◆ **Your task**
From the first entry to the last, copy each one exactly.

[Task material Boundary: Start]

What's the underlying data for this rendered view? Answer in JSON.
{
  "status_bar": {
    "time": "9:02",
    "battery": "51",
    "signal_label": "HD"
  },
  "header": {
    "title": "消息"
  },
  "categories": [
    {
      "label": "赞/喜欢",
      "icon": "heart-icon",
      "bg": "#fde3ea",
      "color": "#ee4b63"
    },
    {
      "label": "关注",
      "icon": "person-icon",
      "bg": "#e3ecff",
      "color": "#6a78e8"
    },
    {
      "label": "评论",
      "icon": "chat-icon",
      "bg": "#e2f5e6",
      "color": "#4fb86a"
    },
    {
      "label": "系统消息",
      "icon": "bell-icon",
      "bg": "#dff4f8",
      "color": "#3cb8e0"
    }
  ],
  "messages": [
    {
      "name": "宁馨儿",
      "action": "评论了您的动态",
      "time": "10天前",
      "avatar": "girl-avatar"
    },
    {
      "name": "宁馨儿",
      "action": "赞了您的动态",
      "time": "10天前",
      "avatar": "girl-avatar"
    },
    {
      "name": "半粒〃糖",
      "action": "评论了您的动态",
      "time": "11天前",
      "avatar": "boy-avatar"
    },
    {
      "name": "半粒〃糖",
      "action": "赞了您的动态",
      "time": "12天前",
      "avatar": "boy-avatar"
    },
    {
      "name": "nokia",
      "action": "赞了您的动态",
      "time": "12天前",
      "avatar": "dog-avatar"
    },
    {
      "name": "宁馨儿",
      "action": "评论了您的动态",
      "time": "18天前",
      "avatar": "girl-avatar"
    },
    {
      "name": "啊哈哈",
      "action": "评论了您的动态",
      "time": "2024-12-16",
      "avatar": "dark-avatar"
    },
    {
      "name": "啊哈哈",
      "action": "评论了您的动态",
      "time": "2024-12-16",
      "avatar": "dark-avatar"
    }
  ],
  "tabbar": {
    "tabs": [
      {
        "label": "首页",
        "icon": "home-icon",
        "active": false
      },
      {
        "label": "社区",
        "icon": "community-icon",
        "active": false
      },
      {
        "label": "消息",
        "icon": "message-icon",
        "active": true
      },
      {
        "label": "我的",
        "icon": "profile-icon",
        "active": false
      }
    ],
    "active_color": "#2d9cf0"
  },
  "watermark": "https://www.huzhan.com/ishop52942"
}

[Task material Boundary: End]

◆ **Reply**
What's the underlying data for this rendered view? Answer in JSON.
{
  "status_bar": {
    "time": "9:02",
    "battery": "51",
    "signal_label": "HD"
  },
  "header": {
    "title": "消息"
  },
  "categories": [
    {
      "label": "赞/喜欢",
      "icon": "heart-icon",
      "bg": "#fde3ea",
      "color": "#ee4b63"
    },
    {
      "label": "关注",
      "icon": "person-icon",
      "bg": "#e3ecff",
      "color": "#6a78e8"
    },
    {
      "label": "评论",
      "icon": "chat-icon",
      "bg": "#e2f5e6",
      "color": "#4fb86a"
    },
    {
      "label": "系统消息",
      "icon": "bell-icon",
      "bg": "#dff4f8",
      "color": "#3cb8e0"
    }
  ],
  "messages": [
    {
      "name": "宁馨儿",
      "action": "评论了您的动态",
      "time": "10天前",
      "avatar": "girl-avatar"
    },
    {
      "name": "宁馨儿",
      "action": "赞了您的动态",
      "time": "10天前",
      "avatar": "girl-avatar"
    },
    {
      "name": "半粒〃糖",
      "action": "评论了您的动态",
      "time": "11天前",
      "avatar": "boy-avatar"
    },
    {
      "name": "半粒〃糖",
      "action": "赞了您的动态",
      "time": "12天前",
      "avatar": "boy-avatar"
    },
    {
      "name": "nokia",
      "action": "赞了您的动态",
      "time": "12天前",
      "avatar": "dog-avatar"
    },
    {
      "name": "宁馨儿",
      "action": "评论了您的动态",
      "time": "18天前",
      "avatar": "girl-avatar"
    },
    {
      "name": "啊哈哈",
      "action": "评论了您的动态",
      "time": "2024-12-16",
      "avatar": "dark-avatar"
    },
    {
      "name": "啊哈哈",
      "action": "评论了您的动态",
      "time": "2024-12-16",
      "avatar": "dark-avatar"
    }
  ],
  "tabbar": {
    "tabs": [
      {
        "label": "首页",
        "icon": "home-icon",
        "active": false
      },
      {
        "label": "社区",
        "icon": "community-icon",
        "active": false
      },
      {
        "label": "消息",
        "icon": "message-icon",
        "active": true
      },
      {
        "label": "我的",
        "icon": "profile-icon",
        "active": false
      }
    ],
    "active_color": "#2d9cf0"
  },
  "watermark": "https://www.huzhan.com/ishop52942"
}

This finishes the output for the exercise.